Stored dataset items:

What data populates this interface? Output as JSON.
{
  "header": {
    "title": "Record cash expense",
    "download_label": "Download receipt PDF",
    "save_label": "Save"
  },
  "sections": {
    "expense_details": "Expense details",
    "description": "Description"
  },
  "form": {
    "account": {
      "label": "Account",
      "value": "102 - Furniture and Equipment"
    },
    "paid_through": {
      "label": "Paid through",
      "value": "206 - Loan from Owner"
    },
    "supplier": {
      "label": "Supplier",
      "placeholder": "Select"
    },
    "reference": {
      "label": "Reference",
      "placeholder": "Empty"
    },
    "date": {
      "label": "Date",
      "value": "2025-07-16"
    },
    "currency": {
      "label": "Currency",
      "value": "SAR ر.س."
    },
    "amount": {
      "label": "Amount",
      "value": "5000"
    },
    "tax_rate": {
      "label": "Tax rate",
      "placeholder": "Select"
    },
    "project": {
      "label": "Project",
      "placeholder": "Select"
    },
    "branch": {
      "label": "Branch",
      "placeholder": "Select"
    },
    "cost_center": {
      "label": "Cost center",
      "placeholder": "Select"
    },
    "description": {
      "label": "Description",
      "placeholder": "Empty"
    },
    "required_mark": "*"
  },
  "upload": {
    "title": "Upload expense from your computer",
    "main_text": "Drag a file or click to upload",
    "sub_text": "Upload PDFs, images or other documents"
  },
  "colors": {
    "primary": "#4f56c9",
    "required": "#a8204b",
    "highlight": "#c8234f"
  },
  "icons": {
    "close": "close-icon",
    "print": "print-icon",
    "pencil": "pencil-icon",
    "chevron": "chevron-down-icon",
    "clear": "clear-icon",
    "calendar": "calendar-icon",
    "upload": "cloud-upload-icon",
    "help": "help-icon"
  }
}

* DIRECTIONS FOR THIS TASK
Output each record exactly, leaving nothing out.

* ANSWER TO THIS TASK
What data populates this interface? Output as JSON.
{
  "header": {
    "title": "Record cash expense",
    "download_label": "Download receipt PDF",
    "save_label": "Save"
  },
  "sections": {
    "expense_details": "Expense details",
    "description": "Description"
  },
  "form": {
    "account": {
      "label": "Account",
      "value": "102 - Furniture and Equipment"
    },
    "paid_through": {
      "label": "Paid through",
      "value": "206 - Loan from Owner"
    },
    "supplier": {
      "label": "Supplier",
      "placeholder": "Select"
    },
    "reference": {
      "label": "Reference",
      "placeholder": "Empty"
    },
    "date": {
      "label": "Date",
      "value": "2025-07-16"
    },
    "currency": {
      "label": "Currency",
      "value": "SAR ر.س."
    },
    "amount": {
      "label": "Amount",
      "value": "5000"
    },
    "tax_rate": {
      "label": "Tax rate",
      "placeholder": "Select"
    },
    "project": {
      "label": "Project",
      "placeholder": "Select"
    },
    "branch": {
      "label": "Branch",
      "placeholder": "Select"
    },
    "cost_center": {
      "label": "Cost center",
      "placeholder": "Select"
    },
    "description": {
      "label": "Description",
      "placeholder": "Empty"
    },
    "required_mark": "*"
  },
  "upload": {
    "title": "Upload expense from your computer",
    "main_text": "Drag a file or click to upload",
    "sub_text": "Upload PDFs, images or other documents"
  },
  "colors": {
    "primary": "#4f56c9",
    "required": "#a8204b",
    "highlight": "#c8234f"
  },
  "icons": {
    "close": "close-icon",
    "print": "print-icon",
    "pencil": "pencil-icon",
    "chevron": "chevron-down-icon",
    "clear": "clear-icon",
    "calendar": "calendar-icon",
    "upload": "cloud-upload-icon",
    "help": "help-icon"
  }
}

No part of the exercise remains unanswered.